Definition of Seven ages of man. The speech compares the world to a stage and life to a play, and catalogues the seven stages of a man’s life, sometimes referred to as the seven ages of man : infant, schoolboy, lover, soldier, justice, Pantalone and old age, facing imminent death. It is one of Shakespeare’s most frequently quoted passages.

What are the seven stages of the seven ages of Man?

The speech compares the world to a stage and life to a play and catalogues the seven stages of a man’s life, sometimes referred to as the seven ages of man: infant, schoolboy, lover, soldier, justice, Pantalone, and old age, facing imminent death.

What is summary of the seven ages of Man?

Introduction: The Seven Ages of Man,also known as “All the world’s a stage” is a dialogue from the English playwright William Shakespeare’s comedy ‘ As you like it.

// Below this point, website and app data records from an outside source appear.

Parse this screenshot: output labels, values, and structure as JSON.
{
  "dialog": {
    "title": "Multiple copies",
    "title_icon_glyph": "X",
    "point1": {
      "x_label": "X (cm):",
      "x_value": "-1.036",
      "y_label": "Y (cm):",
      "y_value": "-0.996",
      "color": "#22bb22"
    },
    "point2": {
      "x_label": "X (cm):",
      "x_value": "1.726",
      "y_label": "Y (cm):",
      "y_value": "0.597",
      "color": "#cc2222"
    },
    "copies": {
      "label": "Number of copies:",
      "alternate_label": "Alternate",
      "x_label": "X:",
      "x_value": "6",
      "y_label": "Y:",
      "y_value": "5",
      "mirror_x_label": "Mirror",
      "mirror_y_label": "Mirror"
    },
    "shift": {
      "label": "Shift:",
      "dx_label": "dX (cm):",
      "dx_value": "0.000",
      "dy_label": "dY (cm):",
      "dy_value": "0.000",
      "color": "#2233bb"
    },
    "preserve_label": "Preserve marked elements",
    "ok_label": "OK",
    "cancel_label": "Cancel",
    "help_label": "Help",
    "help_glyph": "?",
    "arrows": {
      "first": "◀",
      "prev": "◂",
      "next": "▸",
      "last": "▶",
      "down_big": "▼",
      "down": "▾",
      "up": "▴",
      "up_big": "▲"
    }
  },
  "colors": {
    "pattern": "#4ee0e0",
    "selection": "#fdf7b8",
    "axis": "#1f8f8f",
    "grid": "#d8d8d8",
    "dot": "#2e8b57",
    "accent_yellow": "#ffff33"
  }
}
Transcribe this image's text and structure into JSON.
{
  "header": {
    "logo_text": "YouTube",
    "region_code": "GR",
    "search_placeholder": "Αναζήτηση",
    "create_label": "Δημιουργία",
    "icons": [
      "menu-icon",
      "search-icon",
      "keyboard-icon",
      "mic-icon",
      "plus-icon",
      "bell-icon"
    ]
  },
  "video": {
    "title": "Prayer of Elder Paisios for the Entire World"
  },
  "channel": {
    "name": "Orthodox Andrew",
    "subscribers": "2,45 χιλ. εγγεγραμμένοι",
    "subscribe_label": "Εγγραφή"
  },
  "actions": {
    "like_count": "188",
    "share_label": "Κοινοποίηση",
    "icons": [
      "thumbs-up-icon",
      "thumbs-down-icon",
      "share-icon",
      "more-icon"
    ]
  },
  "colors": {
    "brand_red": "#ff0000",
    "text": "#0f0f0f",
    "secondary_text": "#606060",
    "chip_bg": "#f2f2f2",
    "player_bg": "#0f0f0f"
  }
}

  • Theme of the Poem: The poem is a philosophical reflection on life and our role in it.
  • Technical Aspects and Form: Rhyme: The dialogue has no rhyme scheme.